Credit: Angela Cranford/ MSG Photos
3) Cowboys Stadium, Dallas
Jerry Jones’ playhouse has more amenities than its 160-foot-wide video board, which was the biggest HDTV in the world until a bigger one was erected at Charlotte Motor Speedway. Dallas’ CBS Local recently covered the area’s best stadium and arena fare and recommended the BBQ brisket quesadillas, Kobe nacho dog, green chile Kobe burger, pork carnitas tacos, and Frito pie.
Credit: Super 16 Legends
2) Mercedes-Benz Superdome, New Orleans
The Big Easy is world-renowned for its culinary offerings, and the Superdome doesn't disappoint. When you’re in attendance to see the Saints go marchin’ in, try some Cajun favorites like jambalaya, crawfish meat pies, and gumbo. Feeling particularly adventurous? Try the alligator sausage!
1) Citi Field, Queens, New York
Although the Mets haven’t fielded a great team in recent years, the food at Citi Field is top-notch. Much of the best that New York City has to offer is available at the ballpark: in addition to Shake Shack’s famous burgers, you can visit the open-air food court in center field and sample the Kansas City spareribs and pulled pork sandwich from Blue Smoke and fare from El Verano Tacqueria, Catch of the Day, Cascarino’s, Daruma of Tokyo, Mama’s of Corona, Hanover Café, and Tai Pan Bakery. After the stadium revamped its culinary offerings last year, The Daily Meal reviewed some of these delicious options.
And after shelling out loads of cash for tickets, the last thing you want is bland, overpriced food. Who wants to pay $12 for a burger that's been sitting under a heat lamp for hours and was mass-produced and frozen months ago? Add in $8 for a side of soggy fries and you're left wondering why you didn't eat before you got to the game or sneak in a couple of peanut butter and jelly sandwiches.
But while boring stadium food might be the norm, there are some venues out there that rise above the pack. In fact, some stadiums' culinary offerings are so outstanding that some fans prefer the food to the game!
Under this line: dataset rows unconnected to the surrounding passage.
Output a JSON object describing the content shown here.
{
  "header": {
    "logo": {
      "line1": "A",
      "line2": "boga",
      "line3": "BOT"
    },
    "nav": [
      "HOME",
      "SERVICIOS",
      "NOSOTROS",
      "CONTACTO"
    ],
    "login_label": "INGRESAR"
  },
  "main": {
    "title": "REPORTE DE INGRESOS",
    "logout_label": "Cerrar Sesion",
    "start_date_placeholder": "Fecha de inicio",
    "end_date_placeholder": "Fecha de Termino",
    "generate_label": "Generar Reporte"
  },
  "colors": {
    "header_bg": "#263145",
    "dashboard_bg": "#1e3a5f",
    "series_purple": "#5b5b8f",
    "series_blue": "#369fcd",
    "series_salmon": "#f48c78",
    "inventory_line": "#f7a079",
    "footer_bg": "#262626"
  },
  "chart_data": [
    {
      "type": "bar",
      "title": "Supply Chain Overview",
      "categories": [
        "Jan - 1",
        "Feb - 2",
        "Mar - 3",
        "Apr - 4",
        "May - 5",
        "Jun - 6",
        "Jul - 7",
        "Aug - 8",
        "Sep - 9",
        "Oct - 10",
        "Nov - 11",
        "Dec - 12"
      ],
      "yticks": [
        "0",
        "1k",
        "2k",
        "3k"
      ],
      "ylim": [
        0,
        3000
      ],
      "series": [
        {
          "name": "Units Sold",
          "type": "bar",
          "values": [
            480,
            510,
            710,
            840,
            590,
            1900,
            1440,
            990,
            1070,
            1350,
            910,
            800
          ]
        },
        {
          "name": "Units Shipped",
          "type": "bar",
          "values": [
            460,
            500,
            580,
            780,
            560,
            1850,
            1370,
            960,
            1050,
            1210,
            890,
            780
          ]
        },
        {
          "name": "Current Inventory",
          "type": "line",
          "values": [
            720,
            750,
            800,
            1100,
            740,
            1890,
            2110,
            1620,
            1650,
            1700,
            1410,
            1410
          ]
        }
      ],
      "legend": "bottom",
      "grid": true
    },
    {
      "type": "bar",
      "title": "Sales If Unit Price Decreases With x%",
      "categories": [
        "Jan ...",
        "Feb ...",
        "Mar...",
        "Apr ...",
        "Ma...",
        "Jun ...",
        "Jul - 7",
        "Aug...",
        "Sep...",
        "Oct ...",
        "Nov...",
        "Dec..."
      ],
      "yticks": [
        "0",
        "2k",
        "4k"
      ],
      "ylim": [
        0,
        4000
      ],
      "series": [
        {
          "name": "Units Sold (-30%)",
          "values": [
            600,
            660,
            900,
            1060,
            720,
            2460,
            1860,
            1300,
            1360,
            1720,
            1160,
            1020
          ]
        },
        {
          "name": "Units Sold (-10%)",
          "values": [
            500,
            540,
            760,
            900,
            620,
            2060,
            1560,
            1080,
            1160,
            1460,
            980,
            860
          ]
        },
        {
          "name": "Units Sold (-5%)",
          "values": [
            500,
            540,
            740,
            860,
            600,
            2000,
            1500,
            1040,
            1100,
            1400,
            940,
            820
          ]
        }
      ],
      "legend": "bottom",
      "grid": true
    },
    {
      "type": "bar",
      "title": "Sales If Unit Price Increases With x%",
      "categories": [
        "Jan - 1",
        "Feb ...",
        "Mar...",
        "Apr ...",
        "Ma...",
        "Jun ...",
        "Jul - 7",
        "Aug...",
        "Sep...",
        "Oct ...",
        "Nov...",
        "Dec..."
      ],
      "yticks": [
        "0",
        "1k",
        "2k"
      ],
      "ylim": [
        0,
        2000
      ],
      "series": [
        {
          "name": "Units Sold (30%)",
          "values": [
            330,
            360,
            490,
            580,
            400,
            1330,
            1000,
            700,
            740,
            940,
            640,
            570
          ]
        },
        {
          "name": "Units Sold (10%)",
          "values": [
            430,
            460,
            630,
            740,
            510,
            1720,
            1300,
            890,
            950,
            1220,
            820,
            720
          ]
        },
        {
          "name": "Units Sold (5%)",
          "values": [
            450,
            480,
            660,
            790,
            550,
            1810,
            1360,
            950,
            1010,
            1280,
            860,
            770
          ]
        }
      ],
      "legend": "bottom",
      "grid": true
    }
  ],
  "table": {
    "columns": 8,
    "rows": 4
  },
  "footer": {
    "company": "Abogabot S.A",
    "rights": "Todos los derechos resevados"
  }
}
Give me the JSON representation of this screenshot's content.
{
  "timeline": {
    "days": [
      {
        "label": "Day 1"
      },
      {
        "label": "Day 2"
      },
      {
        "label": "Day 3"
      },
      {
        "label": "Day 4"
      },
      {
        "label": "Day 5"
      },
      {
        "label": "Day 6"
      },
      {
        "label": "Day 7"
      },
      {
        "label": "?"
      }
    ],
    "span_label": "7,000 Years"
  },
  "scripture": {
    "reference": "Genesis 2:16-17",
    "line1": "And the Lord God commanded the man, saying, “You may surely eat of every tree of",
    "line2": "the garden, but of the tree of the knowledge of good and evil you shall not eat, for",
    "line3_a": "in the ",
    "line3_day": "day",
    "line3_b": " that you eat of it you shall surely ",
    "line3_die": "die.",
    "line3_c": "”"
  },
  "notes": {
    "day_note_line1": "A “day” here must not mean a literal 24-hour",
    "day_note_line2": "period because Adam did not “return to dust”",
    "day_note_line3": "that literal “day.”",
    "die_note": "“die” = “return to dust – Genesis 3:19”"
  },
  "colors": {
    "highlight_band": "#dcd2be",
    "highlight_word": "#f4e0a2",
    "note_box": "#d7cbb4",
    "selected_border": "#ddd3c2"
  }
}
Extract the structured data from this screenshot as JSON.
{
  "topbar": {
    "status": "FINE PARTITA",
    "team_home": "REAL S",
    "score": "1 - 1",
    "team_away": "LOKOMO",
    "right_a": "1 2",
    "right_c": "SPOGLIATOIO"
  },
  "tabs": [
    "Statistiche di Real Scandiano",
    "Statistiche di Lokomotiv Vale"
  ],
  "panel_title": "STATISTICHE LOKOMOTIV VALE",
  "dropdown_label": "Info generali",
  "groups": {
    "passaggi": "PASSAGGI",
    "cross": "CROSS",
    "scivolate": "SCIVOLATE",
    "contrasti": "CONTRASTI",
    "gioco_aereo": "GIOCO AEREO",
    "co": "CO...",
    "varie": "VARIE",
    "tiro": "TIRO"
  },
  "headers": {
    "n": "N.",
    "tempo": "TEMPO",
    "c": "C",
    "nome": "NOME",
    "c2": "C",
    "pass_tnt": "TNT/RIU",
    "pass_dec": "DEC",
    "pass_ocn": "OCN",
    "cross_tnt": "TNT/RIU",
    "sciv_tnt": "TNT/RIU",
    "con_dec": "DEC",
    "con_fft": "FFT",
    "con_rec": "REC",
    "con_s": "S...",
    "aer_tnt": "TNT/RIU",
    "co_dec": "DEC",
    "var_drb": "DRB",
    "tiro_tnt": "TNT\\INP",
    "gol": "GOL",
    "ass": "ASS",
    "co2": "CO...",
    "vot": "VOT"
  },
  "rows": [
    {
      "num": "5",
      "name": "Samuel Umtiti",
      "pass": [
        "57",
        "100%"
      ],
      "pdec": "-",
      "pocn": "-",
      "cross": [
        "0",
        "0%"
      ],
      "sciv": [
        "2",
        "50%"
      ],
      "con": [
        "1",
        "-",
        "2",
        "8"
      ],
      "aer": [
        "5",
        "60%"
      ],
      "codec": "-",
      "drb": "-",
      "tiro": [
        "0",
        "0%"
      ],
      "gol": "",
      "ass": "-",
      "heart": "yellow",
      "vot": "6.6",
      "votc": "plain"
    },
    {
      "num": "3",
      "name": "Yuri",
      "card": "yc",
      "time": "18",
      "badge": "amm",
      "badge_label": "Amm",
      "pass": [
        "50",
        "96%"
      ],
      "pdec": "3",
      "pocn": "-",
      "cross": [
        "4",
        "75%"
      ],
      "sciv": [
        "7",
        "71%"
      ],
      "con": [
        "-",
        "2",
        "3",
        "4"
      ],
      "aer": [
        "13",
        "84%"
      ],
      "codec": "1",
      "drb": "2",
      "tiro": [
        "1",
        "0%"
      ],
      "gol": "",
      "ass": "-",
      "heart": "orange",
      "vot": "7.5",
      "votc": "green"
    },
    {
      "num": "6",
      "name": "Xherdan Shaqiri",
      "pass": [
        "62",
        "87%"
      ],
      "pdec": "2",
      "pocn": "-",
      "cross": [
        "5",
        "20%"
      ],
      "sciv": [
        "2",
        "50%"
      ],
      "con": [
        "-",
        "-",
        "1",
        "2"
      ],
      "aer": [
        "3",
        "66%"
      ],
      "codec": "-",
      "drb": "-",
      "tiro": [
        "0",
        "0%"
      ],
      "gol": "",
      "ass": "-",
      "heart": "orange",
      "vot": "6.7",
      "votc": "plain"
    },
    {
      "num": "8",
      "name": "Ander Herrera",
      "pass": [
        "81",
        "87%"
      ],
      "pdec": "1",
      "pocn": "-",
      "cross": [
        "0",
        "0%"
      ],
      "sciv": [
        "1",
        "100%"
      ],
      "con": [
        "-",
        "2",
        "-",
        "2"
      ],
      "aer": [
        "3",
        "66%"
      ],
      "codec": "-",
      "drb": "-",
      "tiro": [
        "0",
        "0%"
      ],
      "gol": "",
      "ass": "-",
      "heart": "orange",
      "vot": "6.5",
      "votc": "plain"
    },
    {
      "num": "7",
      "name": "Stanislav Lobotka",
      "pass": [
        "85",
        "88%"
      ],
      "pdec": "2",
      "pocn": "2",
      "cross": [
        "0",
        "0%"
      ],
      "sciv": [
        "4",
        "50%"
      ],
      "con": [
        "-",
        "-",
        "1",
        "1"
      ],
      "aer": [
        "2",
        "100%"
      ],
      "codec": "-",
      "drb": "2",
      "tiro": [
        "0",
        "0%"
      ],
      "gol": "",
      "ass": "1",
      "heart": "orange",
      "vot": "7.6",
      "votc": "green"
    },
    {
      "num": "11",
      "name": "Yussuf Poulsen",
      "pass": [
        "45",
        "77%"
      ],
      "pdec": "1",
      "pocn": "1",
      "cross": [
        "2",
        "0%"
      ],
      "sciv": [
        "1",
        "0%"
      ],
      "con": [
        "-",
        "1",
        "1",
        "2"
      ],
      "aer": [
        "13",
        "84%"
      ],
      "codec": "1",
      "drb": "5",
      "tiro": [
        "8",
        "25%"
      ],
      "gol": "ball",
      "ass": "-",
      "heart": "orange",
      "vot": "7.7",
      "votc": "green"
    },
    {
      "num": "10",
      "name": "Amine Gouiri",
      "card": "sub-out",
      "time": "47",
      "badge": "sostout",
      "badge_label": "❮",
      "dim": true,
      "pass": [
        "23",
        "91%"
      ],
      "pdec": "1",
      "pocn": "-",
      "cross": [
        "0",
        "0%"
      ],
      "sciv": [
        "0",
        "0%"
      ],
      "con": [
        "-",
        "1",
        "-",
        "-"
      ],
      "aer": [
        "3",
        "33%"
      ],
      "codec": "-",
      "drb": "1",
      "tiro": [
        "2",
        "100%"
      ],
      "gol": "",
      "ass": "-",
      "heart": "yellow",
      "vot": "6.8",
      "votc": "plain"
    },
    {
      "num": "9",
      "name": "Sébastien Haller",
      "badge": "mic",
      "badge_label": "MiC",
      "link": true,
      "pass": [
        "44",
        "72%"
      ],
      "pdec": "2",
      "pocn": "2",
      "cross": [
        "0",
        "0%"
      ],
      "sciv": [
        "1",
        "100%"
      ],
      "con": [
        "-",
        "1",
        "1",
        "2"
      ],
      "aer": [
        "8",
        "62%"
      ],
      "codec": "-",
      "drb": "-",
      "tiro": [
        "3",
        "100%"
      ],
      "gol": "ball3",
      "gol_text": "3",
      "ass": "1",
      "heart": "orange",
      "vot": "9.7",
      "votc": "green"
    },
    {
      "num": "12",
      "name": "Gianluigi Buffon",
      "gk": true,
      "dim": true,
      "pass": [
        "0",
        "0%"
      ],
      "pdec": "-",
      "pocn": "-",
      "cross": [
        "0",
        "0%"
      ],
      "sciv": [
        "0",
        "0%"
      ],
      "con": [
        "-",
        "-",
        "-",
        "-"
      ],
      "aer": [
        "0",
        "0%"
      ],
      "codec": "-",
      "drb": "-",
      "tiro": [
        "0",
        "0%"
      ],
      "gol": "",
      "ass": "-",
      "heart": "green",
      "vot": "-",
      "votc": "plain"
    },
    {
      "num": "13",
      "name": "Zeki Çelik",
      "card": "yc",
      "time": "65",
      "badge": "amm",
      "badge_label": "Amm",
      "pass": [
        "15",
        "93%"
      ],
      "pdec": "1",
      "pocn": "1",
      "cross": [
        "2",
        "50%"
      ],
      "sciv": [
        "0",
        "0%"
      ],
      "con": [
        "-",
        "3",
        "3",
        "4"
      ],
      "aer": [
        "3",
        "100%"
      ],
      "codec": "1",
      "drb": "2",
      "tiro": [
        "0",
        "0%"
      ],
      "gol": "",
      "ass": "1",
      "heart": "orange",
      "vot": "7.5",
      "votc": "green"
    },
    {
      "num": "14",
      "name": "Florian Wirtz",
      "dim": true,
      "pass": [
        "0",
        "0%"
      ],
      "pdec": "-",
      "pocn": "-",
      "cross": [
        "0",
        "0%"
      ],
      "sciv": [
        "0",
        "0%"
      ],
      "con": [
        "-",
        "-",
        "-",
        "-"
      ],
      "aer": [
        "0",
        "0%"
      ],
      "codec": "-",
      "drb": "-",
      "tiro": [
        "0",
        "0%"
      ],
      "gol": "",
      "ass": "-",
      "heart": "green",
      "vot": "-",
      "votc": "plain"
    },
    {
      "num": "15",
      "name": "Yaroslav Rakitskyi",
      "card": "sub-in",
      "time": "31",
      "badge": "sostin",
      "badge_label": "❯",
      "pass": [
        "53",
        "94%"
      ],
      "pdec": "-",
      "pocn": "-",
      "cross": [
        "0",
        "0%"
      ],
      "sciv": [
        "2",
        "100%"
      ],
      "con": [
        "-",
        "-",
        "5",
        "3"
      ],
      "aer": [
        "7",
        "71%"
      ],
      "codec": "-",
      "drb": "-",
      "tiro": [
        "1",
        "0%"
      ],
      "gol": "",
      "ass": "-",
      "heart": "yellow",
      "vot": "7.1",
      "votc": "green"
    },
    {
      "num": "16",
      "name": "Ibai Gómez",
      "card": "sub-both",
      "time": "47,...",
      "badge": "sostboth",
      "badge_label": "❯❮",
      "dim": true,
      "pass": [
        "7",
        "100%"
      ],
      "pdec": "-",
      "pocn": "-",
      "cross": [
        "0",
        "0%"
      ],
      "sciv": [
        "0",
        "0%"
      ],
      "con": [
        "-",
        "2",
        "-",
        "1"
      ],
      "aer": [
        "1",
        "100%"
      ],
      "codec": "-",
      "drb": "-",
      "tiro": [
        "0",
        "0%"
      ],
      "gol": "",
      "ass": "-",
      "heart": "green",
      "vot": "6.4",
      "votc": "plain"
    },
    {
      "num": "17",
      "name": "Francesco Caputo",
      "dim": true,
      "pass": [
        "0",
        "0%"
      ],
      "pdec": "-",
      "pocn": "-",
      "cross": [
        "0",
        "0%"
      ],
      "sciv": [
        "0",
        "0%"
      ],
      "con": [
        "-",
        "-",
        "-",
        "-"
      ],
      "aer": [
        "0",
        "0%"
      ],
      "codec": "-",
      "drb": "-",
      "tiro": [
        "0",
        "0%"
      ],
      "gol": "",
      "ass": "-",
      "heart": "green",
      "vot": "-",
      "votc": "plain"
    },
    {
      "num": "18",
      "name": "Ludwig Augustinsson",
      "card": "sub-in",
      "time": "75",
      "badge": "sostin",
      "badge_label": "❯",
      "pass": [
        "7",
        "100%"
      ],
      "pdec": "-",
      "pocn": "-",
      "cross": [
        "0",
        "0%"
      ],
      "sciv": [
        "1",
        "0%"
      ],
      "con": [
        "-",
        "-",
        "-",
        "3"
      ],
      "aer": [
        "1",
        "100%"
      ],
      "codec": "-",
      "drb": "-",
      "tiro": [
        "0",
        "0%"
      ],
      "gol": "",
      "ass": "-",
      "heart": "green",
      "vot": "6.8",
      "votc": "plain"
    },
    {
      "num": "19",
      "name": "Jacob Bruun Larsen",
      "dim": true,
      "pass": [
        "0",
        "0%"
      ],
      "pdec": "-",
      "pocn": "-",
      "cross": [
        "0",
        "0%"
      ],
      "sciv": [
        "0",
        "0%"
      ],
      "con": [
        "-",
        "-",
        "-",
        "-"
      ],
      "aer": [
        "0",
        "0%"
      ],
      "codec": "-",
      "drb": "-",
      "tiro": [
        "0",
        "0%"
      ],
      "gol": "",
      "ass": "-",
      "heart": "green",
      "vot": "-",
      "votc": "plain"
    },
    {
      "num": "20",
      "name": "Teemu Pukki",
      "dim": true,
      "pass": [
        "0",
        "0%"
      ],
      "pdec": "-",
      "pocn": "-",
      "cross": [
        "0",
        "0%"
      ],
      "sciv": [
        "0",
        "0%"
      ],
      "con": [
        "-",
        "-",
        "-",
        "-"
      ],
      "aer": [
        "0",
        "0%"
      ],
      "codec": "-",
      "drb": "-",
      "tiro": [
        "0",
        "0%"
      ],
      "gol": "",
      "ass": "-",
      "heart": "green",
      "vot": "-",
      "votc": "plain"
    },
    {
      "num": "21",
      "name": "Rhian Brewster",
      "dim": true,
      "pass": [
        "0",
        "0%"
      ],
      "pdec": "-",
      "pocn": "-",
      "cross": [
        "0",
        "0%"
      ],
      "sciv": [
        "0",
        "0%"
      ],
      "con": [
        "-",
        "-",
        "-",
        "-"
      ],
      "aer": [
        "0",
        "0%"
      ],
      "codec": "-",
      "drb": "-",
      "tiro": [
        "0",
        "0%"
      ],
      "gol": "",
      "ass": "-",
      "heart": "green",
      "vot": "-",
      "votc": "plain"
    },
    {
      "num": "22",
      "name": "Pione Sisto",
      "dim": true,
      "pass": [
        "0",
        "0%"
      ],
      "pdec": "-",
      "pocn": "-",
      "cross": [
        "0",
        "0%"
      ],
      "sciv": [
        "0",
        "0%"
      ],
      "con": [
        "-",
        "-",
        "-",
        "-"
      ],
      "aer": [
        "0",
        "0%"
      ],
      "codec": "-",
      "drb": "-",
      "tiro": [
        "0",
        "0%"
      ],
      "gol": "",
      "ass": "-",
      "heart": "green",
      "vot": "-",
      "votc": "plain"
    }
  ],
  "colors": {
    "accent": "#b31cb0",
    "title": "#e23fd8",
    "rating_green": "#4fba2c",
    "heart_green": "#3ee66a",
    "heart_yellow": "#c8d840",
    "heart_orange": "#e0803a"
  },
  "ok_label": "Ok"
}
For example, at the United Center in Chicago — home to the Bulls, Blackhawks, and mostly stereotypical arena food — the Budweiser Brew Pub is a diamond in the rough. This restaurant serves a hearty fresh-sliced roast beef sandwich that could stand on its own in any of the Windy City's most popular restaurants.
And while some stadiums have one or two offerings that completely surpass anything else sold there (think of the Lobel's steak sandwich in Yankee Stadium) some simply go above and beyond the call of duty. Citi Field, home of the Mets, has a dining program featuring New York fare from well-regarded restaurants such as Shake Shack, Blue Smoke, and Tai Pan Bakery that perhaps draws almost as many fans to the stadium as the team on the field.
Or at a Reds game at Great American Ballpark, you can splurge on deep-fried Kool-Aid and the Food Network Cincinnati Dog, a jumbo hot dog topped with pork rinds and BBQ sauce served on a potato roll.
And what trip to Lambeau Field would be complete without a trip through the Packers Hall of Fame, a picture in front of Vince Lombardi's statue, and a healthy portion of cheese curds? (As cheese curds are essentially deep-fried butter, healthy in the preceding sentence is of course defined as satisfying.)